YOUR GOAL
Please look for the string "icon" below and report every line in which it occurs.

[Component data from apps and pages]
* * * * * * * * *

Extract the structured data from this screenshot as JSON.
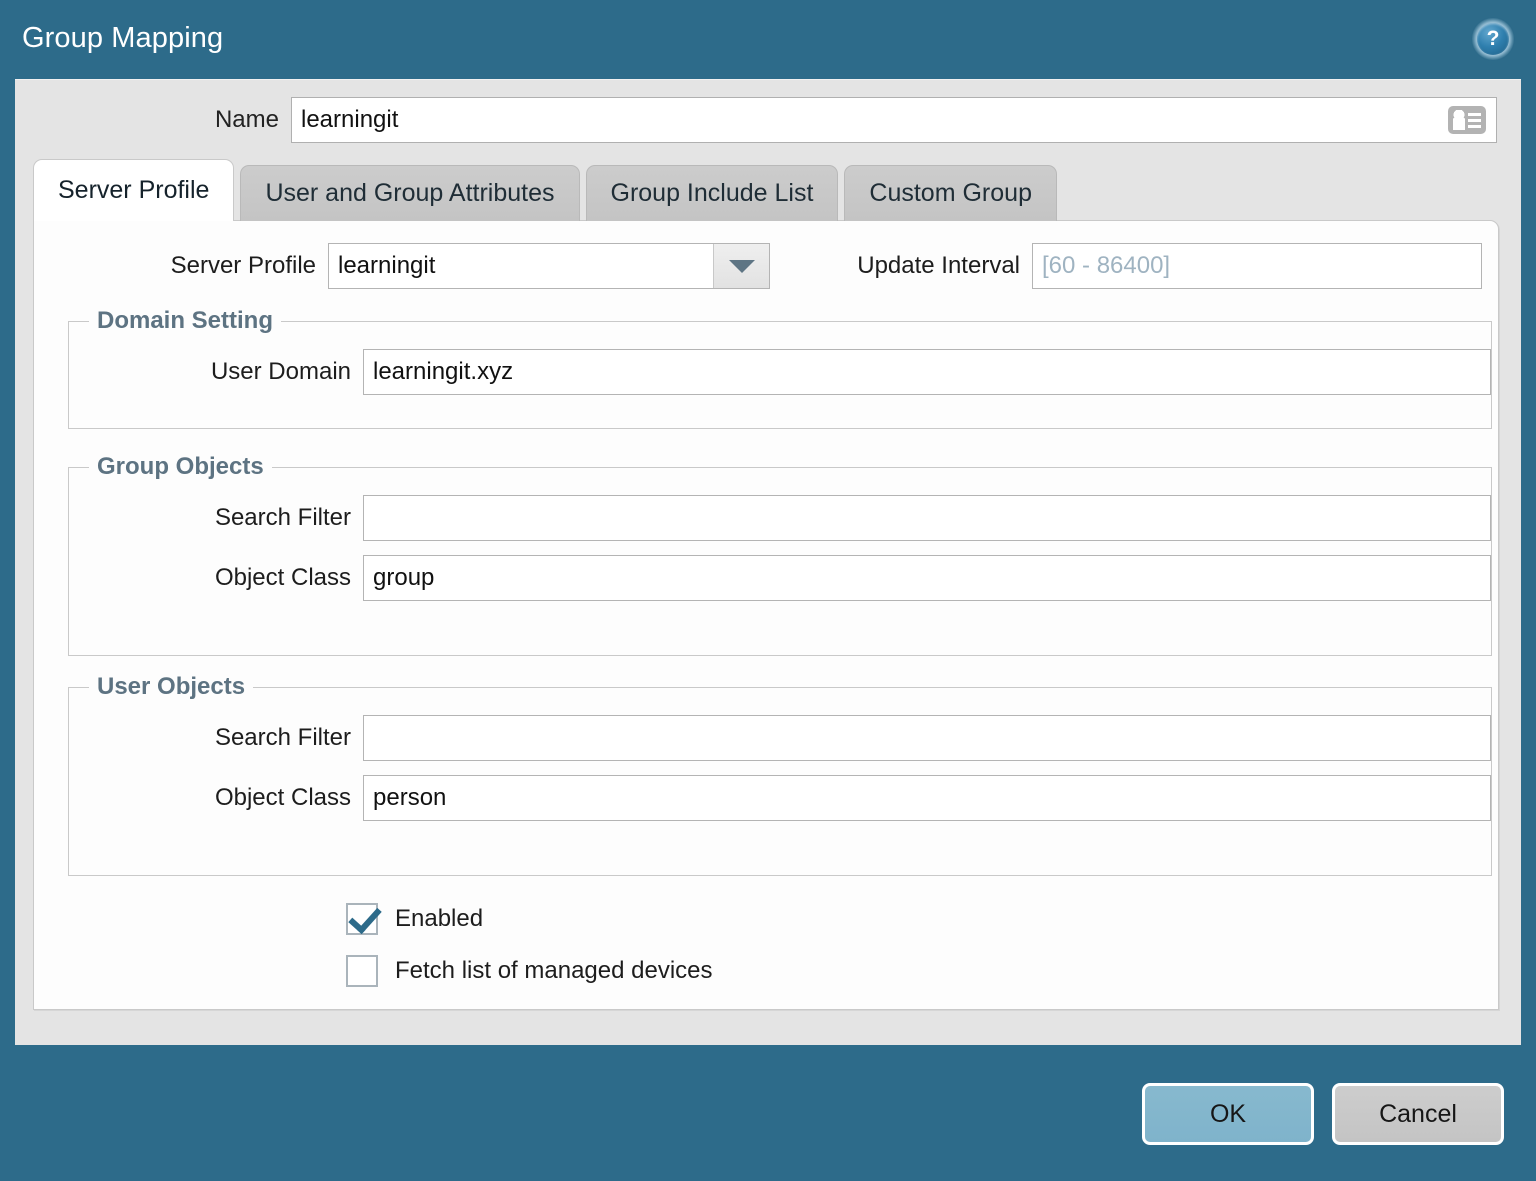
{
  "window": {
    "title": "Group Mapping",
    "help_icon": "help-circle-icon",
    "help_glyph": "?"
  },
  "name_field": {
    "label": "Name",
    "value": "learningit",
    "placeholder": "",
    "icon": "id-card-icon"
  },
  "tabs": [
    {
      "label": "Server Profile",
      "active": true
    },
    {
      "label": "User and Group Attributes",
      "active": false
    },
    {
      "label": "Group Include List",
      "active": false
    },
    {
      "label": "Custom Group",
      "active": false
    }
  ],
  "server_profile": {
    "label": "Server Profile",
    "value": "learningit",
    "dropdown_icon": "chevron-down-icon"
  },
  "update_interval": {
    "label": "Update Interval",
    "value": "",
    "placeholder": "[60 - 86400]"
  },
  "domain_setting": {
    "legend": "Domain Setting",
    "user_domain_label": "User Domain",
    "user_domain_value": "learningit.xyz",
    "user_domain_placeholder": ""
  },
  "group_objects": {
    "legend": "Group Objects",
    "search_filter_label": "Search Filter",
    "search_filter_value": "",
    "search_filter_placeholder": "",
    "object_class_label": "Object Class",
    "object_class_value": "group",
    "object_class_placeholder": ""
  },
  "user_objects": {
    "legend": "User Objects",
    "search_filter_label": "Search Filter",
    "search_filter_value": "",
    "search_filter_placeholder": "",
    "object_class_label": "Object Class",
    "object_class_value": "person",
    "object_class_placeholder": ""
  },
  "checkboxes": [
    {
      "label": "Enabled",
      "checked": true
    },
    {
      "label": "Fetch list of managed devices",
      "checked": false
    }
  ],
  "footer": {
    "ok_label": "OK",
    "cancel_label": "Cancel"
  },
  "colors": {
    "dialog_background": "#2d6b8a",
    "panel_background": "#e4e4e4",
    "content_background": "#fdfdfd",
    "legend_text": "#5d7382",
    "placeholder_text": "#9fb3c1",
    "ok_button": "#87b9ce",
    "cancel_button": "#cdcdcd",
    "checkmark": "#2d6b8a"
  }
}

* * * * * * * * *

TASK RESPONSE
    "help_icon": "help-circle-icon",
    "icon": "id-card-icon"
    "dropdown_icon": "chevron-down-icon"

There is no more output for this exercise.